The answer is, to a degree, yes. According to this CBS News article, the chances of encountering malicious software in Russia last year were a staggering 63 percent, versus a mere four percent in the U.S. But encountering malware and getting hacked are not the same thing. Malware, or malicious software, works by disguising itself as a benign application or program that asks a user for certain permissions. These permissions include access to personal data that can then be used for purposes of identity theft and other cybercrimes. However, if the user identifies the download as malicious and does not grant it access to their data, they remain safe.
So what does this mean for international guests at the Olympics? Just be smart. Don’t download suspicious files or enter login credentials on an untrusted website. Following the same precautions you would at home should be enough to avoid hacking. And by using Keeper, you can keep your identity safe at home or abroad.
Ah, February 14th. To some, Hallmark nonsense. To others, a meaningful celebration of love. But no matter which camp you fall into, Valentine’s Day is an opportunity to show the people close to you that you care for them, with or without the pink hearts.
Show someone special that you’re looking out for them by referring them to Keeper. By protecting them from hackers, identity thieves and other cybercriminals, you can really show them how much they mean to you.

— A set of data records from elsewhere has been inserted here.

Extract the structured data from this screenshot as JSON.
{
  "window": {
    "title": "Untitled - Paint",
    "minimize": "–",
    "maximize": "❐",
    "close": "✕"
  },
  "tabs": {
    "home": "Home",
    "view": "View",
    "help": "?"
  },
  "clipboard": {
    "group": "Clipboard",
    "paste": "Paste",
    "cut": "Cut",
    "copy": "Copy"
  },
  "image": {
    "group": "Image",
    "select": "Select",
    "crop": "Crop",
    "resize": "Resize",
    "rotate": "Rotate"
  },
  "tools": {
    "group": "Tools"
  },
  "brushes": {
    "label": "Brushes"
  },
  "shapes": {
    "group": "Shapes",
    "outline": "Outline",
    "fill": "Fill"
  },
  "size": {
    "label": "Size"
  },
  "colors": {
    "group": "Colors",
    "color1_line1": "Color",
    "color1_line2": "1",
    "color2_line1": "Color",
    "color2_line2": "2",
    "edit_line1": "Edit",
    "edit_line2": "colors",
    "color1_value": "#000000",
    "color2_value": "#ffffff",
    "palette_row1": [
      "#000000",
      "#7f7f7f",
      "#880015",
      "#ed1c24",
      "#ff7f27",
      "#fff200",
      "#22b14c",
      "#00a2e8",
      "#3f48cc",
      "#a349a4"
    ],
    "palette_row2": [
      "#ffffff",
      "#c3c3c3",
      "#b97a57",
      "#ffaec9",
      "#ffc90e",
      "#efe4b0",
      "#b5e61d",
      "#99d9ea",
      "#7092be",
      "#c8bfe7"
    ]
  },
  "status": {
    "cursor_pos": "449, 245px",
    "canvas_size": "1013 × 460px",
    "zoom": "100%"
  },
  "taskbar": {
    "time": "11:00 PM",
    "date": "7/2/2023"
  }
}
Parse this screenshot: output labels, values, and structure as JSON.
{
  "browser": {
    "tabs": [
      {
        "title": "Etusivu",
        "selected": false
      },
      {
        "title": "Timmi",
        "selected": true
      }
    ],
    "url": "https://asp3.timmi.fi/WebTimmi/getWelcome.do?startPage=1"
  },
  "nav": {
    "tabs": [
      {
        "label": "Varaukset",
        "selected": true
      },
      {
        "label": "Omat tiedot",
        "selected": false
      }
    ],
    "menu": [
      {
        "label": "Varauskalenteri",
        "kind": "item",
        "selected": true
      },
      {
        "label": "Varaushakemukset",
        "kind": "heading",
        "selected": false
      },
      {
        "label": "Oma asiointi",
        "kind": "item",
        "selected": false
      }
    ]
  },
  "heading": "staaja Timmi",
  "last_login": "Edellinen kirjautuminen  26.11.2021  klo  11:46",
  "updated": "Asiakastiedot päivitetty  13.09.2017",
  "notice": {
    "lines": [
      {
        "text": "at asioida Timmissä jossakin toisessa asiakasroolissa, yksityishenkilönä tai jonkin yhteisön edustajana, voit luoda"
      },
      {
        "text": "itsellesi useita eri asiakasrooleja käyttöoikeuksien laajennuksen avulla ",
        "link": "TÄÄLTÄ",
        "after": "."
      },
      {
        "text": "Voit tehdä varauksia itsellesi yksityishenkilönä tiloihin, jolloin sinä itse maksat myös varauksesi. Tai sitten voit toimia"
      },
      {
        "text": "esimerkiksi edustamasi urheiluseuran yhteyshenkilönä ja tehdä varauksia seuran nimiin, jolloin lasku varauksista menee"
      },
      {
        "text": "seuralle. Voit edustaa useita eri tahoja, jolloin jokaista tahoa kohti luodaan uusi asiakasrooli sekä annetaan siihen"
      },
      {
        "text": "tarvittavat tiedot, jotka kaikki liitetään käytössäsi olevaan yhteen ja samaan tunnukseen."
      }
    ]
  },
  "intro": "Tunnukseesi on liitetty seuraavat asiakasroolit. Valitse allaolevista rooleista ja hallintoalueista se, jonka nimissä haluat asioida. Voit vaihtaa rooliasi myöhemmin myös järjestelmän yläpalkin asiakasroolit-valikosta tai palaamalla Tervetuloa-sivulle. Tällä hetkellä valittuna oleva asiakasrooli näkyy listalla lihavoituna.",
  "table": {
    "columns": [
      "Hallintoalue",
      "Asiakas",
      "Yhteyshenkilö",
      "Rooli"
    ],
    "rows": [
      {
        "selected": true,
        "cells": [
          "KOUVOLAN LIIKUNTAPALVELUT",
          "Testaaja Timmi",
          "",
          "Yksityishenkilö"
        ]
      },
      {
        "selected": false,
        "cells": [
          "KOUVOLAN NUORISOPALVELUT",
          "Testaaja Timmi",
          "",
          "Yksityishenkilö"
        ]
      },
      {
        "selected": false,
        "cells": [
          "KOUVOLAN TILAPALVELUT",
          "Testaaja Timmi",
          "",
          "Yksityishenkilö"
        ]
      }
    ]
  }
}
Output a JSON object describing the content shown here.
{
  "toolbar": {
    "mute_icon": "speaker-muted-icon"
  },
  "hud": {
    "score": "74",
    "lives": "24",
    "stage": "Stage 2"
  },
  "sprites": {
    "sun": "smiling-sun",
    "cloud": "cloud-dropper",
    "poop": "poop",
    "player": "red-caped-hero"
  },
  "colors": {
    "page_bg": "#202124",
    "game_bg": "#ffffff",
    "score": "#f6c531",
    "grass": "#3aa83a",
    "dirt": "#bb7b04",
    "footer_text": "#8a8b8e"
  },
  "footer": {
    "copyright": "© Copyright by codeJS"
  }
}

And the best part is… you get a free month of Keeper just for referring them. So even if you’re one of those anti-Valentine’s cynics, it doesn’t have to be a grand selfless gesture. It’s just a darn good deal for both of you.
Are you in a committed relationship? Then according to Pew research, chances are that you and your sweetie share at least one password protected account together. Keeper for Groups allows you and your significant other to easily and securely share passwords with one another with the click of a button. And what says true love better than 256-bit encryption for your shared secrets?
Have a safe and sappy holiday!
We’re one month in to 2014 and already there have been some high-profile password and data breaches that you should know about (if you don’t already). Here’s what’s new in cybersecurity world:
- Did you watch the Superbowl? If so, did you hack into the Metlife stadium’s internal security headquarters’ Wifi network? No? Well, you could have. The network’s login credentials were accidentally broadcast publicly on national television during pregame coverage. While the username and password (‘marko’ and ‘w3Lc 0m3!HWERE’) were not the weakest we’ve ever seen, they certainly weren’t the strongest, either. But even the strongest password becomes useless when it’s been seen by over 100 million people… Oops. Read more about the leak here.
- According to this article on GMA news online, Yahoo mail also suffered a data breach, although this was an attack from an outside source rather than an inside blunder. In a public blog post, Senior Vice President of Platforms and Personalization Products Jay Rossiter called it a “coordinated effort to gain unauthorized access to Yahoo Mail accounts.” It’s a familiar story: some malicious software collected email addresses and passwords from a third-party database. And as unsurprisingly, Yahoo advises its users to use strong passwords and change them regularly. Good advice, to which we’d like to add one more suggestion: get Keeper!